[Start of section]

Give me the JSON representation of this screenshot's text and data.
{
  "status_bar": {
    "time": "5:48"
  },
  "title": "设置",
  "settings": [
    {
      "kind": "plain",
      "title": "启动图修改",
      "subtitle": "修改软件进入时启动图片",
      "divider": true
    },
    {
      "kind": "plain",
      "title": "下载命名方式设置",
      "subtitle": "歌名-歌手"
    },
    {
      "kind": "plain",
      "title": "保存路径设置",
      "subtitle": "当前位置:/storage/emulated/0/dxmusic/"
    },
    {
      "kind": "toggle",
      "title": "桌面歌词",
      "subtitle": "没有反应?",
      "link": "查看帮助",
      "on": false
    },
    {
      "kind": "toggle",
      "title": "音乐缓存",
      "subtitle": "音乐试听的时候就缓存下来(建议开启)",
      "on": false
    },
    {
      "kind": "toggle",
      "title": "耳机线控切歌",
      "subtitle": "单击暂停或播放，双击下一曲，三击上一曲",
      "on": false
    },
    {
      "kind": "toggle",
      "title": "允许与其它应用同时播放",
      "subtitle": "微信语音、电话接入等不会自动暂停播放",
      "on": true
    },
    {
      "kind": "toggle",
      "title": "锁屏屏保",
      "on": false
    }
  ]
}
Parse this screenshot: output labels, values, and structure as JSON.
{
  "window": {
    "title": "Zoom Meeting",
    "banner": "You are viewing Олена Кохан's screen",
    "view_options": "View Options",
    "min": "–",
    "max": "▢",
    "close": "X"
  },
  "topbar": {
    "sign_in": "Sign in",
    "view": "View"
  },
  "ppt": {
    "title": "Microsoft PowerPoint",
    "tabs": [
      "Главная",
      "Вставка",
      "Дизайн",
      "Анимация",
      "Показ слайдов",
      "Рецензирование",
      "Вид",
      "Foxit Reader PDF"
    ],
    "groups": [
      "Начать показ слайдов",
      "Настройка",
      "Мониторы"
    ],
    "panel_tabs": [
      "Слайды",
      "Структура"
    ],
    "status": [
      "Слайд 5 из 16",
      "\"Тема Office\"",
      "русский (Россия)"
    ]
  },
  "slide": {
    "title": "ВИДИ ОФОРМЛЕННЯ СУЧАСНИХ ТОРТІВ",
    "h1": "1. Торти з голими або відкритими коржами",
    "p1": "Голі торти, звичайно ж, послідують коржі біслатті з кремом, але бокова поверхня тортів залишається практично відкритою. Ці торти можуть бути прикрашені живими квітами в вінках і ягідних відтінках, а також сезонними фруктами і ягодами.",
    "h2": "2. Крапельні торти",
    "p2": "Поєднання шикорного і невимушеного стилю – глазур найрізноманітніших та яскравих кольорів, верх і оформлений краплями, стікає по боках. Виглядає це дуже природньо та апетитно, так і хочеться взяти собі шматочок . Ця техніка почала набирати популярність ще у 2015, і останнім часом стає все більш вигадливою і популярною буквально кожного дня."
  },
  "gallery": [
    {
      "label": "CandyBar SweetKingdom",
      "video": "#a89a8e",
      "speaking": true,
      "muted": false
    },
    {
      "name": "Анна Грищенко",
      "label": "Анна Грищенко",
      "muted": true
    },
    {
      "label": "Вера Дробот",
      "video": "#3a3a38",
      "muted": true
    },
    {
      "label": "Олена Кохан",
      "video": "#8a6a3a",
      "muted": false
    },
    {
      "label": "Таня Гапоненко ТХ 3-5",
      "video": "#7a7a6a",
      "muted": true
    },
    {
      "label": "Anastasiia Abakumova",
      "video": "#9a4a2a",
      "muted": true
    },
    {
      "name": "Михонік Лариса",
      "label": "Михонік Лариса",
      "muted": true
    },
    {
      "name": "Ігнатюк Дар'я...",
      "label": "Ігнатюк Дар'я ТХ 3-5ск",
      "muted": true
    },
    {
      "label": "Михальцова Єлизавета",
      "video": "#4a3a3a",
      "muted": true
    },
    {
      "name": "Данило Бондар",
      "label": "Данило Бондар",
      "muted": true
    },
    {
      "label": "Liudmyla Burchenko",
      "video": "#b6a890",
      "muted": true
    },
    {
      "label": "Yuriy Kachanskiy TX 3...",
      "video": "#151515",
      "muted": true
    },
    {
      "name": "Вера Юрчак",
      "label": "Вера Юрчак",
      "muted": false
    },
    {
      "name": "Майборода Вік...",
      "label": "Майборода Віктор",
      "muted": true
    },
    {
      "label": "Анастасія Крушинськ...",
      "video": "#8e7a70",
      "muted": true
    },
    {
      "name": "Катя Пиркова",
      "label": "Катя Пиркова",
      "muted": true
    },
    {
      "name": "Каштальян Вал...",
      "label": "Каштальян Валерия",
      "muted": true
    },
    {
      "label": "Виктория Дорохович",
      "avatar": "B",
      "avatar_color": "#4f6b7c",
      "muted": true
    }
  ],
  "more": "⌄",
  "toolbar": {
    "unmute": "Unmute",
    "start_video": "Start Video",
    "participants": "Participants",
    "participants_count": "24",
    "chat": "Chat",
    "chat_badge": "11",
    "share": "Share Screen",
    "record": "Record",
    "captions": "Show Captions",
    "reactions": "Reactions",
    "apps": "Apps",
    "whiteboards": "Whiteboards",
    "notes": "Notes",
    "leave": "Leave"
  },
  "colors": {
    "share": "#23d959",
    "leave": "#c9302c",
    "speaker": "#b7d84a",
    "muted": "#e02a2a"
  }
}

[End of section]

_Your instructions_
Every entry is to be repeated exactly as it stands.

_Answer to the exercise_
Give me the JSON representation of this screenshot's text and data.
{
  "status_bar": {
    "time": "5:48"
  },
  "title": "设置",
  "settings": [
    {
      "kind": "plain",
      "title": "启动图修改",
      "subtitle": "修改软件进入时启动图片",
      "divider": true
    },
    {
      "kind": "plain",
      "title": "下载命名方式设置",
      "subtitle": "歌名-歌手"
    },
    {
      "kind": "plain",
      "title": "保存路径设置",
      "subtitle": "当前位置:/storage/emulated/0/dxmusic/"
    },
    {
      "kind": "toggle",
      "title": "桌面歌词",
      "subtitle": "没有反应?",
      "link": "查看帮助",
      "on": false
    },
    {
      "kind": "toggle",
      "title": "音乐缓存",
      "subtitle": "音乐试听的时候就缓存下来(建议开启)",
      "on": false
    },
    {
      "kind": "toggle",
      "title": "耳机线控切歌",
      "subtitle": "单击暂停或播放，双击下一曲，三击上一曲",
      "on": false
    },
    {
      "kind": "toggle",
      "title": "允许与其它应用同时播放",
      "subtitle": "微信语音、电话接入等不会自动暂停播放",
      "on": true
    },
    {
      "kind": "toggle",
      "title": "锁屏屏保",
      "on": false
    }
  ]
}
Parse this screenshot: output labels, values, and structure as JSON.
{
  "window": {
    "title": "Zoom Meeting",
    "banner": "You are viewing Олена Кохан's screen",
    "view_options": "View Options",
    "min": "–",
    "max": "▢",
    "close": "X"
  },
  "topbar": {
    "sign_in": "Sign in",
    "view": "View"
  },
  "ppt": {
    "title": "Microsoft PowerPoint",
    "tabs": [
      "Главная",
      "Вставка",
      "Дизайн",
      "Анимация",
      "Показ слайдов",
      "Рецензирование",
      "Вид",
      "Foxit Reader PDF"
    ],
    "groups": [
      "Начать показ слайдов",
      "Настройка",
      "Мониторы"
    ],
    "panel_tabs": [
      "Слайды",
      "Структура"
    ],
    "status": [
      "Слайд 5 из 16",
      "\"Тема Office\"",
      "русский (Россия)"
    ]
  },
  "slide": {
    "title": "ВИДИ ОФОРМЛЕННЯ СУЧАСНИХ ТОРТІВ",
    "h1": "1. Торти з голими або відкритими коржами",
    "p1": "Голі торти, звичайно ж, послідують коржі біслатті з кремом, але бокова поверхня тортів залишається практично відкритою. Ці торти можуть бути прикрашені живими квітами в вінках і ягідних відтінках, а також сезонними фруктами і ягодами.",
    "h2": "2. Крапельні торти",
    "p2": "Поєднання шикорного і невимушеного стилю – глазур найрізноманітніших та яскравих кольорів, верх і оформлений краплями, стікає по боках. Виглядає це дуже природньо та апетитно, так і хочеться взяти собі шматочок . Ця техніка почала набирати популярність ще у 2015, і останнім часом стає все більш вигадливою і популярною буквально кожного дня."
  },
  "gallery": [
    {
      "label": "CandyBar SweetKingdom",
      "video": "#a89a8e",
      "speaking": true,
      "muted": false
    },
    {
      "name": "Анна Грищенко",
      "label": "Анна Грищенко",
      "muted": true
    },
    {
      "label": "Вера Дробот",
      "video": "#3a3a38",
      "muted": true
    },
    {
      "label": "Олена Кохан",
      "video": "#8a6a3a",
      "muted": false
    },
    {
      "label": "Таня Гапоненко ТХ 3-5",
      "video": "#7a7a6a",
      "muted": true
    },
    {
      "label": "Anastasiia Abakumova",
      "video": "#9a4a2a",
      "muted": true
    },
    {
      "name": "Михонік Лариса",
      "label": "Михонік Лариса",
      "muted": true
    },
    {
      "name": "Ігнатюк Дар'я...",
      "label": "Ігнатюк Дар'я ТХ 3-5ск",
      "muted": true
    },
    {
      "label": "Михальцова Єлизавета",
      "video": "#4a3a3a",
      "muted": true
    },
    {
      "name": "Данило Бондар",
      "label": "Данило Бондар",
      "muted": true
    },
    {
      "label": "Liudmyla Burchenko",
      "video": "#b6a890",
      "muted": true
    },
    {
      "label": "Yuriy Kachanskiy TX 3...",
      "video": "#151515",
      "muted": true
    },
    {
      "name": "Вера Юрчак",
      "label": "Вера Юрчак",
      "muted": false
    },
    {
      "name": "Майборода Вік...",
      "label": "Майборода Віктор",
      "muted": true
    },
    {
      "label": "Анастасія Крушинськ...",
      "video": "#8e7a70",
      "muted": true
    },
    {
      "name": "Катя Пиркова",
      "label": "Катя Пиркова",
      "muted": true
    },
    {
      "name": "Каштальян Вал...",
      "label": "Каштальян Валерия",
      "muted": true
    },
    {
      "label": "Виктория Дорохович",
      "avatar": "B",
      "avatar_color": "#4f6b7c",
      "muted": true
    }
  ],
  "more": "⌄",
  "toolbar": {
    "unmute": "Unmute",
    "start_video": "Start Video",
    "participants": "Participants",
    "participants_count": "24",
    "chat": "Chat",
    "chat_badge": "11",
    "share": "Share Screen",
    "record": "Record",
    "captions": "Show Captions",
    "reactions": "Reactions",
    "apps": "Apps",
    "whiteboards": "Whiteboards",
    "notes": "Notes",
    "leave": "Leave"
  },
  "colors": {
    "share": "#23d959",
    "leave": "#c9302c",
    "speaker": "#b7d84a",
    "muted": "#e02a2a"
  }
}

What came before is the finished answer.